Another noted inspiration for Licorice Pizza, Harold and Maude is a cross-generational romance of a whole different magnitude. Depressed, apathetic teenager Harold meets and befriends a free-spirited, gives-no-fucks septuagenarian named Maude.
The two go off on low-key adventures (if you can call them that — they meet while separately crashing the funeral of someone neither of them knows, and most of the stuff they do together is on that level: uprooting a tree from a park to replant it in a forest; stealing a car only to take it for a joyride) and eventually get physically romantic.
The message of the movie is about appreciating every day for the weirdness it has to offer you; if Maude is sort of a Manic Pixie Dream Grandma, you can easily excuse it.
After getting fired on a Friday, Craig Jones (Ice Cube) and his best friend Smokey (Chris Tucker) get high on marijuana that they were meant to sell, setting them off on a series of usually funny, usually low-stakes adventures in the movie that gave us “Bye, Felicia”.
Dazed and Confused (1993)
Last Richard Linklater movie, I promise. Though I could certainly include Waking Life and Everybody Wants Some.
Drinking Buddies (2013)
Mumblecore auteur Joe Swanberg made a move into something a bit more like the mainstream with Drinking Buddies, starring Olivia Wilde and Jake Johnson as co-workers at a low-stress craft brewery. There’s some relationship drama, but, it’s also a movie about how, for the two leads and their friends (including Anna Kendrick, Ron Livingstone, and Jason Sudeikis), being drinking buddies is a perfectly reasonable place for a relationship to land.
There’s a bit more of a plot here than in some of the other hangout movies under discussion, but Alexandra (Mya Taylor) and her bestie Sin-Dee Rella (Kitana Kiki Rodriguez) are very nearly forces of nature: it wouldn’t take a particularly elaborate set-up to set them entertainingly in motion. Here, it’s the revelation that trans sex worker Sin-Dee’s boyfriend and pimp has been cheating on her, sending the two off for a series of minor adventures during the holiday season in L.A.
A Friday night hookup turns, unexpectedly, into a weekend hang that grows more interesting as the conversation gets deeper. The vibe is a bit Before Sunrise, though this one is all about what comes after the sex.
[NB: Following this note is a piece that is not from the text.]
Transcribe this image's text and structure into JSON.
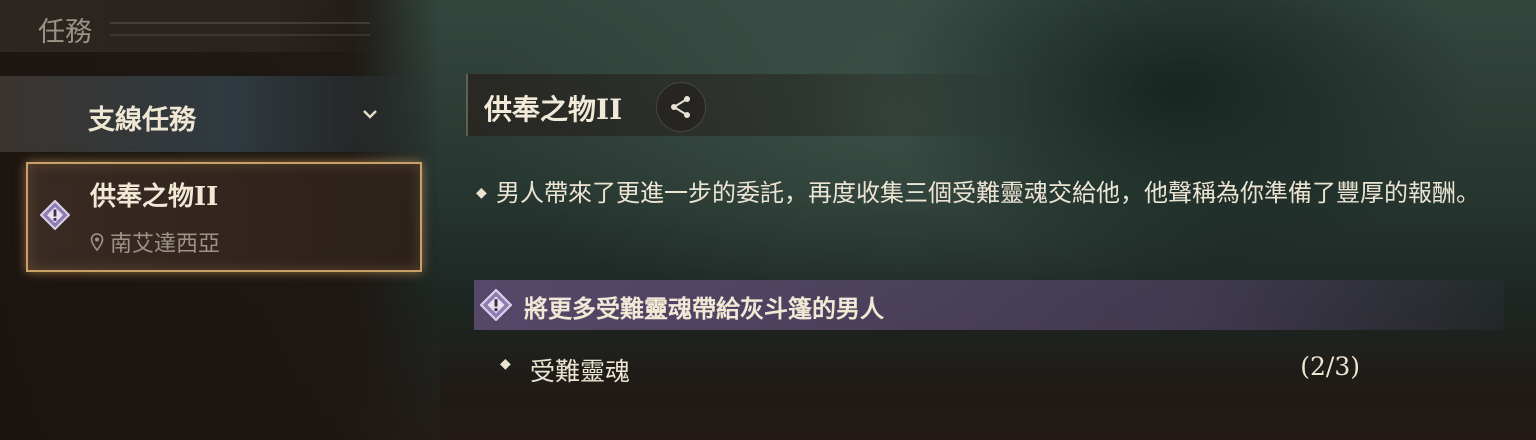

We Anderson’s Rushmore is the movie the gifted us the later-career Bill Murray we’ve been enjoying ever since: funny and chill, but slightly sad in a way that gives those other attributes an emotional resonance. Here, he plays Herman Blume, a disillusioned parent who hates his own kids, but develops a friendship with Jason Schwartzman’s Max Fischer.
Empire Records (1995)
There are moments that fall flat, but time has been relatively kind to Empire Records — its cast includes a virtual who’s who of up-and-coming stars of the mid-’90s (some of whom went on to bigger things, others not so much) running a failing record store during the course of a single day. The soundtrack, including Gin Blossoms, Cranberries, Toad the Wet Sprocket, Better Than Ezra, and others hitmakers of the era, helps to make the movie a fun time capsule.
Marie Antoinette (2006)
Sofia Coppola cleverly transposed the tropes of the hang-out movie to 18th century France, eschewing the typical high-stakes melodrama of the period film genre in favour of the story of a teenager trying to carve out a place for herself in the only life she’s ever known, not realising (until it’s too late) that the larger world is closing in.
The Big Lebowski (1998)
The Coen brothers gave us film’s all-time great slacker character in Jeff Bridges’ Dude. A case of mistaken identity complicates his life, but nothing’s really going to change his essential nature.
My Dinner With André (1981)
What better hangout movie to end on than one that is literally nothing more than hanging out with two friends as they have dinner and talk — about theatre, life, about philosophy, about ? This 1981 movie sounds like an arthouse chore, but it is endlessly fascinating — Wallace Shawn, André Gregory, and director Louis Malle keep you wishing for just one more course.